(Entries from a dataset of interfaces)
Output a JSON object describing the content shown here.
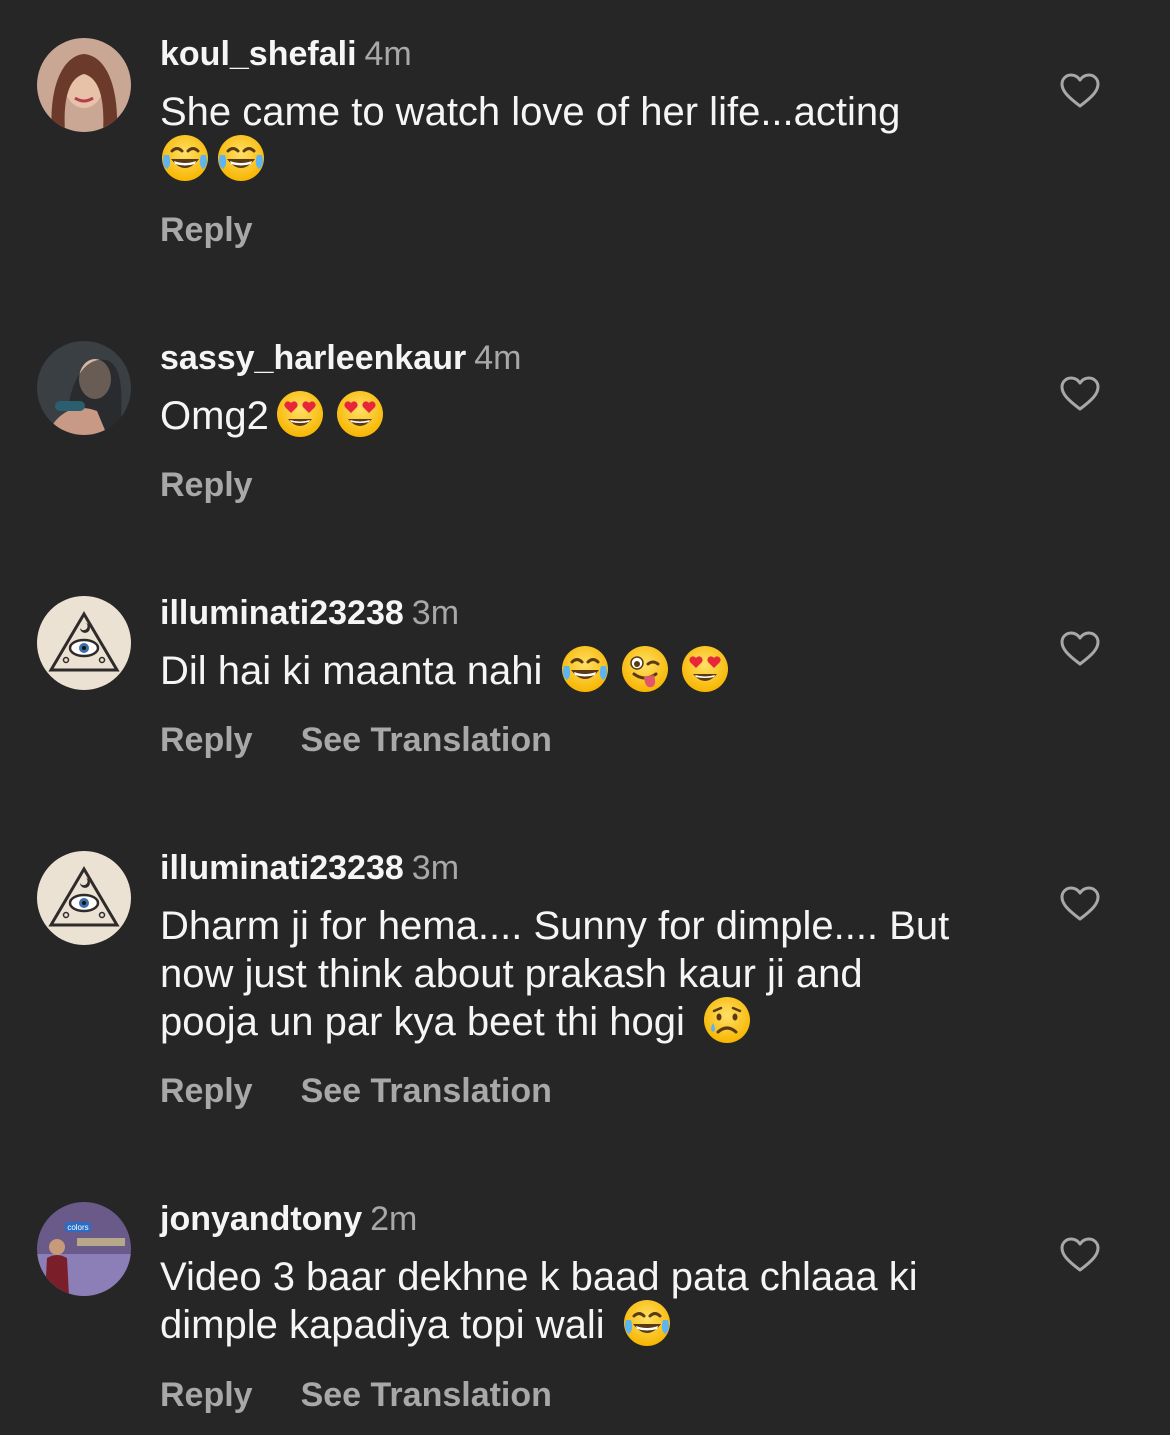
{
  "comments": [
    {
      "username": "koul_shefali",
      "time": "4m",
      "text": "She came to watch love of her life...acting",
      "emojis": [
        "joy",
        "joy"
      ],
      "reply_label": "Reply",
      "translation_label": ""
    },
    {
      "username": "sassy_harleenkaur",
      "time": "4m",
      "text": "Omg2",
      "emojis": [
        "heart-eyes",
        "heart-eyes"
      ],
      "reply_label": "Reply",
      "translation_label": ""
    },
    {
      "username": "illuminati23238",
      "time": "3m",
      "text": "Dil hai ki maanta nahi ",
      "emojis": [
        "joy",
        "winking-tongue",
        "heart-eyes"
      ],
      "reply_label": "Reply",
      "translation_label": "See Translation"
    },
    {
      "username": "illuminati23238",
      "time": "3m",
      "text": "Dharm ji for hema.... Sunny for dimple.... But now just think about prakash kaur ji and pooja un par kya beet thi hogi ",
      "emojis": [
        "crying"
      ],
      "reply_label": "Reply",
      "translation_label": "See Translation"
    },
    {
      "username": "jonyandtony",
      "time": "2m",
      "text": "Video 3 baar dekhne k baad pata chlaaa ki dimple kapadiya topi wali ",
      "emojis": [
        "joy"
      ],
      "reply_label": "Reply",
      "translation_label": "See Translation",
      "avatar_badge": "colors"
    }
  ],
  "icons": {
    "like": "heart-outline-icon"
  },
  "colors": {
    "background": "#262626",
    "primary_text": "#f5f5f5",
    "secondary_text": "#a8a8a8"
  }
}
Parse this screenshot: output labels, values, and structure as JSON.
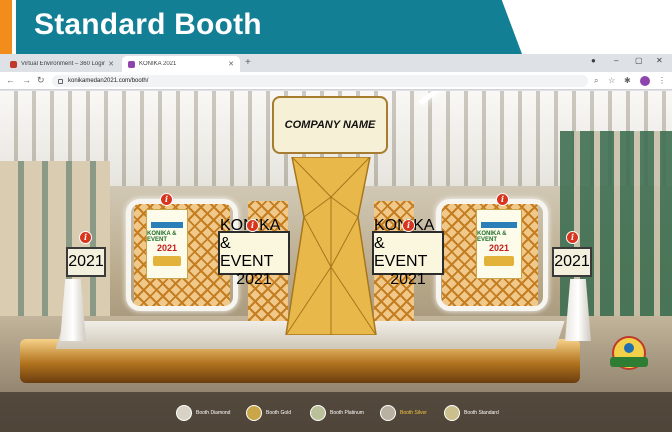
{
  "slide": {
    "title": "Standard Booth",
    "accent_color": "#f28c1a",
    "band_color": "#137f95"
  },
  "browser": {
    "tabs": [
      {
        "label": "Virtual Environment – 360 Login",
        "active": false
      },
      {
        "label": "KONIKA 2021",
        "active": true
      }
    ],
    "url": "konikamedan2021.com/booth/"
  },
  "booth": {
    "company_name": "COMPANY NAME",
    "poster": {
      "title": "KONIKA & EVENT",
      "year": "2021"
    },
    "info_icon": "i"
  },
  "booth_nav": {
    "items": [
      {
        "label": "Booth Diamond",
        "color": "#d8d3c4",
        "active": false
      },
      {
        "label": "Booth Gold",
        "color": "#c9a648",
        "active": false
      },
      {
        "label": "Booth Platinum",
        "color": "#b9c09a",
        "active": false
      },
      {
        "label": "Booth Silver",
        "color": "#b8b0a0",
        "active": true
      },
      {
        "label": "Booth Standard",
        "color": "#cbbf8e",
        "active": false
      }
    ]
  },
  "icons": [
    "back-icon",
    "forward-icon",
    "reload-icon",
    "lock-icon",
    "search-icon",
    "star-icon",
    "extension-icon",
    "profile-icon",
    "menu-icon",
    "info-icon"
  ]
}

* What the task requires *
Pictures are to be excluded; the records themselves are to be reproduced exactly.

* Output below *
Output a JSON object describing the content shown here.
{
  "comments": [
    {
      "username": "koul_shefali",
      "time": "4m",
      "text": "She came to watch love of her life...acting",
      "emojis": [
        "joy",
        "joy"
      ],
      "reply_label": "Reply",
      "translation_label": ""
    },
    {
      "username": "sassy_harleenkaur",
      "time": "4m",
      "text": "Omg2",
      "emojis": [
        "heart-eyes",
        "heart-eyes"
      ],
      "reply_label": "Reply",
      "translation_label": ""
    },
    {
      "username": "illuminati23238",
      "time": "3m",
      "text": "Dil hai ki maanta nahi ",
      "emojis": [
        "joy",
        "winking-tongue",
        "heart-eyes"
      ],
      "reply_label": "Reply",
      "translation_label": "See Translation"
    },
    {
      "username": "illuminati23238",
      "time": "3m",
      "text": "Dharm ji for hema.... Sunny for dimple.... But now just think about prakash kaur ji and pooja un par kya beet thi hogi ",
      "emojis": [
        "crying"
      ],
      "reply_label": "Reply",
      "translation_label": "See Translation"
    },
    {
      "username": "jonyandtony",
      "time": "2m",
      "text": "Video 3 baar dekhne k baad pata chlaaa ki dimple kapadiya topi wali ",
      "emojis": [
        "joy"
      ],
      "reply_label": "Reply",
      "translation_label": "See Translation",
      "avatar_badge": "colors"
    }
  ],
  "icons": {
    "like": "heart-outline-icon"
  },
  "colors": {
    "background": "#262626",
    "primary_text": "#f5f5f5",
    "secondary_text": "#a8a8a8"
  }
}
Parse this screenshot: output labels, values, and structure as JSON.
{
  "slide": {
    "title": "Standard Booth",
    "accent_color": "#f28c1a",
    "band_color": "#137f95"
  },
  "browser": {
    "tabs": [
      {
        "label": "Virtual Environment – 360 Login",
        "active": false
      },
      {
        "label": "KONIKA 2021",
        "active": true
      }
    ],
    "url": "konikamedan2021.com/booth/"
  },
  "booth": {
    "company_name": "COMPANY NAME",
    "poster": {
      "title": "KONIKA & EVENT",
      "year": "2021"
    },
    "info_icon": "i"
  },
  "booth_nav": {
    "items": [
      {
        "label": "Booth Diamond",
        "color": "#d8d3c4",
        "active": false
      },
      {
        "label": "Booth Gold",
        "color": "#c9a648",
        "active": false
      },
      {
        "label": "Booth Platinum",
        "color": "#b9c09a",
        "active": false
      },
      {
        "label": "Booth Silver",
        "color": "#b8b0a0",
        "active": true
      },
      {
        "label": "Booth Standard",
        "color": "#cbbf8e",
        "active": false
      }
    ]
  },
  "icons": [
    "back-icon",
    "forward-icon",
    "reload-icon",
    "lock-icon",
    "search-icon",
    "star-icon",
    "extension-icon",
    "profile-icon",
    "menu-icon",
    "info-icon"
  ]
}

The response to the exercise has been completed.